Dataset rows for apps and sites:
----
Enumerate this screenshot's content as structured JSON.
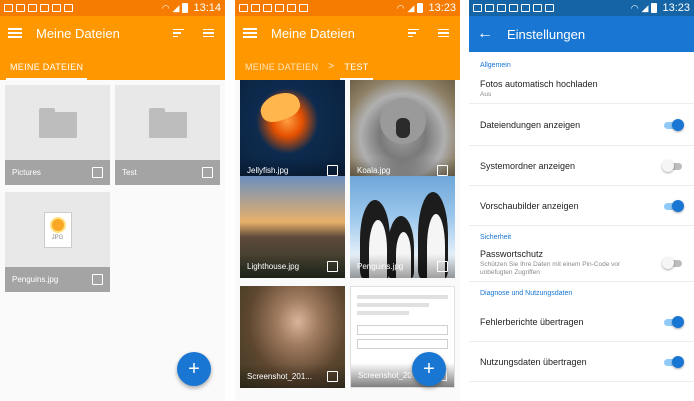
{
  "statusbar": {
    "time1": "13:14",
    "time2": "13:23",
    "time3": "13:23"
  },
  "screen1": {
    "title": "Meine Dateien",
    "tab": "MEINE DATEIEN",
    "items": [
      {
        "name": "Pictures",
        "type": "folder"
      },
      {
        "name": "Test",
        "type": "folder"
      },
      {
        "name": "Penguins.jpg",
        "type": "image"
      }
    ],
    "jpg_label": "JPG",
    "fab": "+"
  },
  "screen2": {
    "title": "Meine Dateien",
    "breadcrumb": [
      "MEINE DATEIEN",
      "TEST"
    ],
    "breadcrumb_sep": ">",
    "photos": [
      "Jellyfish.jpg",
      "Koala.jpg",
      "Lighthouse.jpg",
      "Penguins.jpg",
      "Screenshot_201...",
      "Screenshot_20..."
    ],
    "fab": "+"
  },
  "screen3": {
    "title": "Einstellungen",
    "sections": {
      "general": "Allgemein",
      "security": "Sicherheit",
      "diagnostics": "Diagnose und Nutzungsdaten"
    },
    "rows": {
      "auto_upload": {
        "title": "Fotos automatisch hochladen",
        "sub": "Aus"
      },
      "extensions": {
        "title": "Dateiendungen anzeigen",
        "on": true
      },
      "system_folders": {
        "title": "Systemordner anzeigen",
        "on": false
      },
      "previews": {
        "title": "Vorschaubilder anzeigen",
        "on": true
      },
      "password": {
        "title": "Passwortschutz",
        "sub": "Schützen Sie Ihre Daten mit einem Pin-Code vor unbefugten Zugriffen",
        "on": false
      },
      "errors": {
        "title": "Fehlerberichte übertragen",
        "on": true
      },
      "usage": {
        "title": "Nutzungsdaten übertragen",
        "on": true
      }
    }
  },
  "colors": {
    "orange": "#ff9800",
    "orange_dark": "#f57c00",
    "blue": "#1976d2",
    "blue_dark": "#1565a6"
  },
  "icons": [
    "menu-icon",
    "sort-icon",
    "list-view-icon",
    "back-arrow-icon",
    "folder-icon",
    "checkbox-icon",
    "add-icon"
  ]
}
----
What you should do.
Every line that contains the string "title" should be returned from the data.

Exercise output.
    "title": "Meine Dateien",
    "title": "Meine Dateien",
    "title": "Einstellungen",
        "title": "Fotos automatisch hochladen",
        "title": "Dateiendungen anzeigen",
        "title": "Systemordner anzeigen",
        "title": "Vorschaubilder anzeigen",
        "title": "Passwortschutz",
        "title": "Fehlerberichte übertragen",
        "title": "Nutzungsdaten übertragen",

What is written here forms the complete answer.